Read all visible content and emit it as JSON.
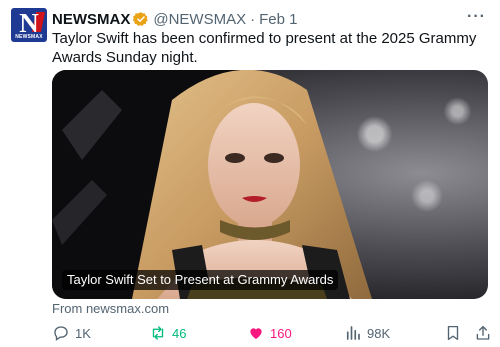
{
  "author": {
    "name": "NEWSMAX",
    "handle": "@NEWSMAX",
    "separator": "·",
    "date": "Feb 1",
    "avatar_letter": "N",
    "avatar_word": "NEWSMAX",
    "verified_color": "#e8a317"
  },
  "post": {
    "text": "Taylor Swift has been confirmed to present at the 2025 Grammy Awards Sunday night."
  },
  "card": {
    "caption": "Taylor Swift Set to Present at Grammy Awards",
    "source": "From newsmax.com"
  },
  "actions": {
    "replies": "1K",
    "reposts": "46",
    "likes": "160",
    "views": "98K"
  },
  "colors": {
    "brand_blue": "#1f3a93",
    "brand_red": "#d0121b",
    "like": "#f91880",
    "repost": "#00ba7c",
    "muted": "#536471"
  },
  "icons": [
    "more-icon",
    "verified-badge-icon",
    "reply-icon",
    "repost-icon",
    "like-icon",
    "views-icon",
    "bookmark-icon",
    "share-icon"
  ]
}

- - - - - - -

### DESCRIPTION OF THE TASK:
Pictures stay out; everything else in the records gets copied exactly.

### ANSWER SPACE:
Read all visible content and emit it as JSON.
{
  "author": {
    "name": "NEWSMAX",
    "handle": "@NEWSMAX",
    "separator": "·",
    "date": "Feb 1",
    "avatar_letter": "N",
    "avatar_word": "NEWSMAX",
    "verified_color": "#e8a317"
  },
  "post": {
    "text": "Taylor Swift has been confirmed to present at the 2025 Grammy Awards Sunday night."
  },
  "card": {
    "caption": "Taylor Swift Set to Present at Grammy Awards",
    "source": "From newsmax.com"
  },
  "actions": {
    "replies": "1K",
    "reposts": "46",
    "likes": "160",
    "views": "98K"
  },
  "colors": {
    "brand_blue": "#1f3a93",
    "brand_red": "#d0121b",
    "like": "#f91880",
    "repost": "#00ba7c",
    "muted": "#536471"
  },
  "icons": [
    "more-icon",
    "verified-badge-icon",
    "reply-icon",
    "repost-icon",
    "like-icon",
    "views-icon",
    "bookmark-icon",
    "share-icon"
  ]
}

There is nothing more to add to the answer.